- MATERIALS PROVIDED
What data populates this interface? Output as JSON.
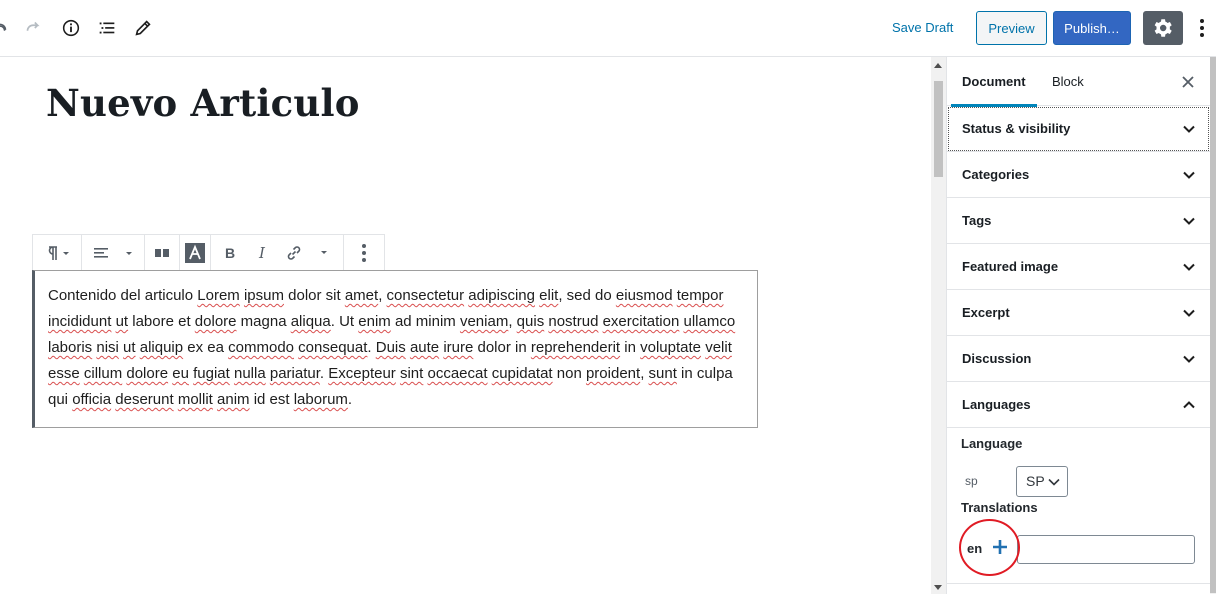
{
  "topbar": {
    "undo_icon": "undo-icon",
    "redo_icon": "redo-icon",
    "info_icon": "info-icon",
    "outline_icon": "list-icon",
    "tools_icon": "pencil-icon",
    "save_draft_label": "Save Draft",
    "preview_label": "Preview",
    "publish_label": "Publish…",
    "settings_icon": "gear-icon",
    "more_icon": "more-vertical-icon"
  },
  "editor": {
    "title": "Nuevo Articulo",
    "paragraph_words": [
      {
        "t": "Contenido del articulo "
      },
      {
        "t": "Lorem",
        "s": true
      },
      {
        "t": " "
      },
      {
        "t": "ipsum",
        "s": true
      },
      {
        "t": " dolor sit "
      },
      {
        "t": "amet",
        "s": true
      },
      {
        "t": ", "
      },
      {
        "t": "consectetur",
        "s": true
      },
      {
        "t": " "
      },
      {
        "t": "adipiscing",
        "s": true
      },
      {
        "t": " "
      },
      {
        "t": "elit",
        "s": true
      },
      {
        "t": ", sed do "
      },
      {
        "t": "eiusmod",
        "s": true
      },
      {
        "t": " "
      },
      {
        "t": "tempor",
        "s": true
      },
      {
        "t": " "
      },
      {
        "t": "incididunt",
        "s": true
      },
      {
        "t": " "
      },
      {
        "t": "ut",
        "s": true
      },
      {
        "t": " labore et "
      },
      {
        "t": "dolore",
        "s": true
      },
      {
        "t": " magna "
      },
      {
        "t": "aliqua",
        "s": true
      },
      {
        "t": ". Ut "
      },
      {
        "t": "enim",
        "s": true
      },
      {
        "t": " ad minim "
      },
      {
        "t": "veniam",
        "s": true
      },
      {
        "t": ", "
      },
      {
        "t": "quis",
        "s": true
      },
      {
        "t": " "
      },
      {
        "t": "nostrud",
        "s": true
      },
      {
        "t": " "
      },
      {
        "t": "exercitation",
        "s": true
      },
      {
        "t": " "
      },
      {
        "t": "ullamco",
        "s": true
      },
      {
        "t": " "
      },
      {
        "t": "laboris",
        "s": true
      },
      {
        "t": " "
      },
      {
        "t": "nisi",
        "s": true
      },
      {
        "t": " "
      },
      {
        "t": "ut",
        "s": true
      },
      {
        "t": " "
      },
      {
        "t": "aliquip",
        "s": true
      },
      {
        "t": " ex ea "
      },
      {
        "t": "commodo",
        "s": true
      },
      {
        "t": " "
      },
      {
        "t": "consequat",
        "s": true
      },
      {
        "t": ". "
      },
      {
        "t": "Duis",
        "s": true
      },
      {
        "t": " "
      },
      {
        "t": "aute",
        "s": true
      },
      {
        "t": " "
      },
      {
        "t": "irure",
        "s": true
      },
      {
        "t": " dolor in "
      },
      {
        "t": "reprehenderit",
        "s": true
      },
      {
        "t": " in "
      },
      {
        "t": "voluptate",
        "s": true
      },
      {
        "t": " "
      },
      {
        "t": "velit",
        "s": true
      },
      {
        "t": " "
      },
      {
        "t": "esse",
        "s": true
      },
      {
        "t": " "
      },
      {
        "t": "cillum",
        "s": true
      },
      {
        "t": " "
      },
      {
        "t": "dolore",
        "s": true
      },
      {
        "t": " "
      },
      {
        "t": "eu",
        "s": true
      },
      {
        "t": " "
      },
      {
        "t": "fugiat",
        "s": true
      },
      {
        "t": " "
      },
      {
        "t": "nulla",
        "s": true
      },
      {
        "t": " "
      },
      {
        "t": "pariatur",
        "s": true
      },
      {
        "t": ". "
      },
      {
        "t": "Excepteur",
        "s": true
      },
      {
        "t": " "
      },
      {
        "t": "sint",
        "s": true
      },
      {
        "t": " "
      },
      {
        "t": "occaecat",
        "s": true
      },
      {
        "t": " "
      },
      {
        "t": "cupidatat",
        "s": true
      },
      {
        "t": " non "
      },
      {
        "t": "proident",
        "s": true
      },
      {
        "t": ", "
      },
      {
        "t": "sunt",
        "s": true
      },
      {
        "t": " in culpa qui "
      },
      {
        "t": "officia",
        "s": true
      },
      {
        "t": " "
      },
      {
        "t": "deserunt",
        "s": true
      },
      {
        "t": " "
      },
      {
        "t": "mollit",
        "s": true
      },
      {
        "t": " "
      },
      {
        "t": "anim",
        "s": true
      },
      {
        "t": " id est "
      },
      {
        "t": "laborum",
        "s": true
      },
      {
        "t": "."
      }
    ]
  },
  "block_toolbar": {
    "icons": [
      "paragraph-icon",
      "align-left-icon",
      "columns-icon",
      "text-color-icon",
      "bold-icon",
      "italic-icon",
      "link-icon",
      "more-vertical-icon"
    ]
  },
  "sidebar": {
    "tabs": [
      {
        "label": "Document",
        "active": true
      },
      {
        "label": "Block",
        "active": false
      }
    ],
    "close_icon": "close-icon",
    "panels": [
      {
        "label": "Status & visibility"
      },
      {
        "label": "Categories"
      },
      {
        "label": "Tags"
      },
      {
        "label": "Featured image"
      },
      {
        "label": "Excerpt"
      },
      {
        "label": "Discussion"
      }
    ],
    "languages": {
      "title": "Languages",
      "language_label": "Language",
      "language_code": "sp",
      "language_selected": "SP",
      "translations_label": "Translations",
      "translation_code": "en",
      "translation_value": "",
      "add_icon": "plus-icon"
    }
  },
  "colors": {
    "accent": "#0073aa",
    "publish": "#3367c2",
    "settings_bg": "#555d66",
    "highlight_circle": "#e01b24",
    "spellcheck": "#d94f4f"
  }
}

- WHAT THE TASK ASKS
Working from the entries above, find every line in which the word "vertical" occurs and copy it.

- WRITTEN SOLUTION
    "more_icon": "more-vertical-icon"
      "more-vertical-icon"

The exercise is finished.